In response to "Pro-Choice" from The Escapist Forum: It hadn't occurred to me until I read this article that from the perspective of the consumer dealing with DRM, games are a lot more like movies and e-books than they are like music. What I mean by that is what happens the *second* and subsequent times one goes to use a piece of media one has purchased.
If I buy a song, the second, third, fourth...hundredth time I listen to the song, it's as good as the first time; in fact, I've found with songs and albums the most enjoyable 'listens' aren't the first or second, but the couple after that. If the song doesn't wind up overplayed on radio and stays a deep album cut, I can be as much into a song *years* later as I was the first time I heard it.
On the other hand, movies and books and games are almost always the most fun that first time through. I guess if I was really into film as an art form that might be different, but, I think when it comes to the average consumer the *novelty* of the plot is an essential part of the enjoyment, however much they may enjoy the mechanics of gameplay or the special effects of a movie or the clarity of a piece of writing.
We use the word "library" for books most of all, and sometimes for film, games, and music; I think, however, music gets used in a library-like fashion more heavily and by more people than any of the others.
So what does that have to do with DRM? Well, it means the consumer has way, way more to lose when they run into DRM problems affecting their music library. Obviously on a first play DRM problems are equally bad no matter what it is. However, I lose a lot more if I only get to listen to a song ten, twenty, even fifty times before DRM makes my old music files useless than if the same things happens to a game or a movie or an e-book, even if that's only the second or third time I'm using my e-book/game/movie file. ... I think that's a big part of why getting DRM out of music is a much, much bigger deal than it is with games/e-books/movies. When a person goes to buy a piece of music, they're thinking a lot more about the use they'll get out of this over the years as a piece of a library than they are when they buy games and e-books and movies. And DRM makes people feel like they don't have a library - it's more like a bookmobile, and you never feel safe that they aren't just going to drive off with all your media one day.

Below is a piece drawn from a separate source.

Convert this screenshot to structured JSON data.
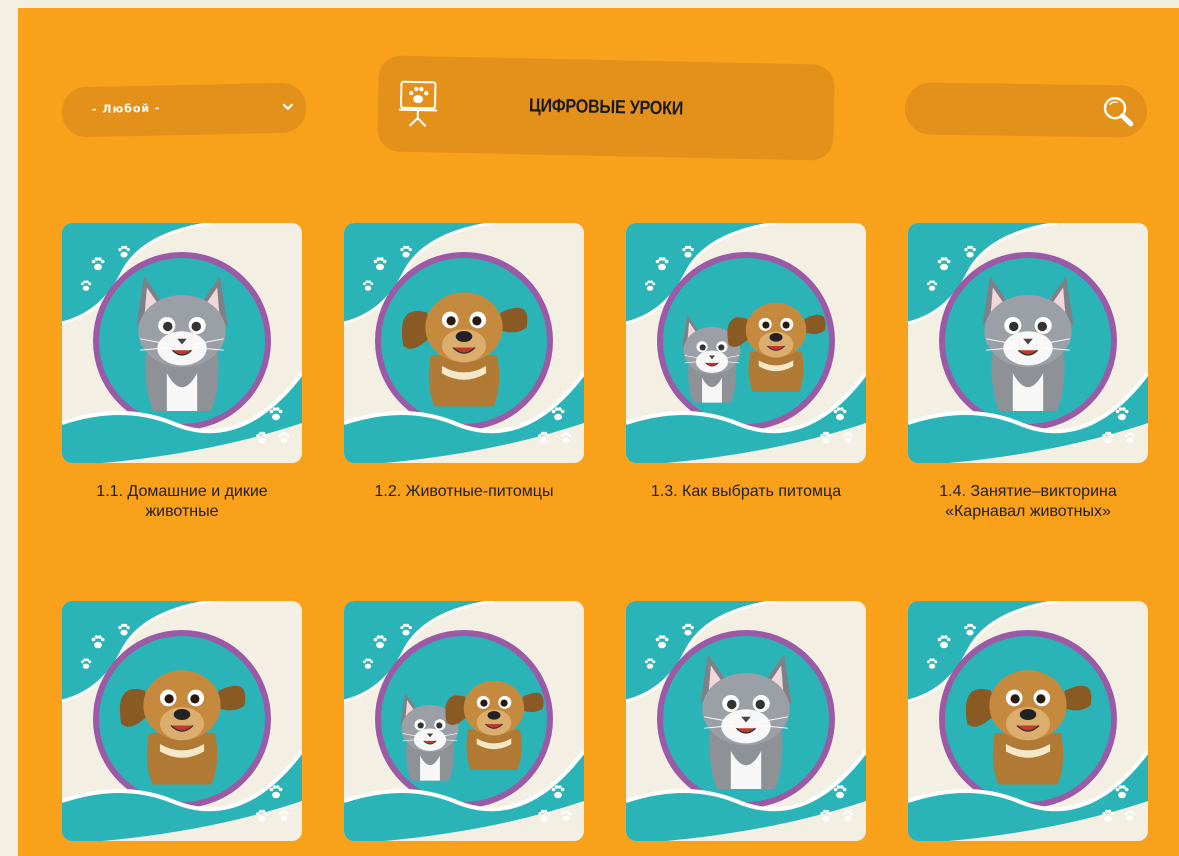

In response to "Third World Pirate" from The Escapist Forum: An excellent article, with some tweak in the details about failed economic policies, it would apply perfectly to Brazil (where I come from) as well. We did not have an economic crisis on the same scale as Argentina, but the government switched from a 0-import duties policy to one that essentially doubles the price of any imported game, while the local distributors sell the same games charging slightly less than the price of a legally imported game.